“The current policy of the Warm Homes Scheme is not efficient because it is too much of a scatter-gun approach and this is not the best use of public money and not the best way to tackle fuel poverty.

“Evidence from other areas such as Kirklees clearly shows that an area by area approach is the best model to tackle fuel poverty.

“Given that Northern Ireland’s level of fuel poverty is the worst in any part of Great Britain and Ireland and there is no chance of the 2016 target for the elimination of fuel poverty being reached, a new joined strategy is urgently required.”

Monday 14 May 2012

Green MLA backs call for Climate Change Act for Northern Ireland

Steven Agnew MLA and Leader of the Green Party in Northern Ireland is backing the call for a Climate Change Act for Northern Ireland.

Mr Agnew attended a Stop Climate Chaos event held in Stormont last week to discuss the need for a Climate Change Bill.

“I believe that there are strong moral, economic and social and environmental imperatives for Northern Ireland to cut its emissions in order to play its part in combatting climate change,” Mr Agnew said.

“It’s is not whether or when climate change will happen – it’s happening now.

“Hundreds of millions of the world’s poorest and most vulnerable are being put at risk of drought, flood, starvation and disease.

“In developing nations where people are heavily dependent on agriculture, climate change means they are not getting the necessary yields required to survive and flourish.

“This situation was highlighted to me by Christian Aid and Trocaire which are working in these countries and they have seen the impact of climate change first hand.

“But the predicted devastation is not limited to the developing world – key economic centres like London, New York and Tokyo are also threatened by rising sea levels.

“Northern Ireland is the only part of the UK that does not have binding targets for reducing greenhouse gas emissions yet our household emissions are 39% above the UK average.

“Tougher targets need to be set in Northern Ireland and we must recognise the role we have to play in tackling what represents a real threat to humanity.

“We have to make tackling climate change a key priority which needs to be taken into consideration when forming other environmental and economic legislation.

“Introducing Northern Ireland Climate Change Act with specific targets in within the next years would ensure that all Executive departments work towards reducing our carbon footprint over the next four decades.
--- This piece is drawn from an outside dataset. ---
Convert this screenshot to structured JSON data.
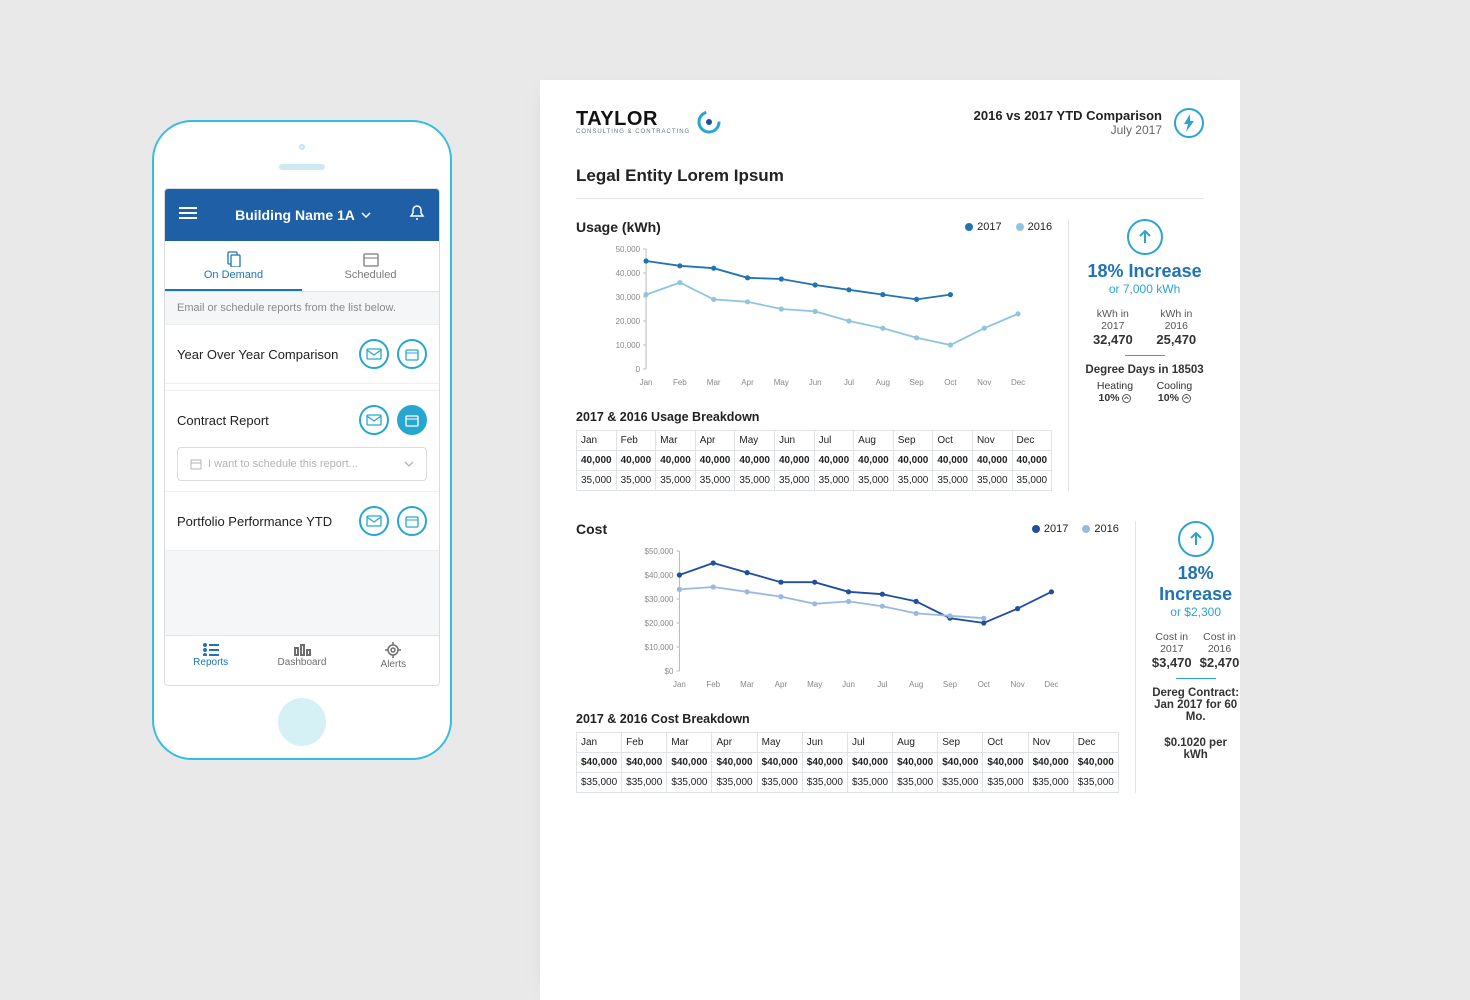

“If we act now, we can help protect everyone’s future. That is why I am backing the call for a Northern Ireland Climate Change act with legally binding targets to reduce our emissions.”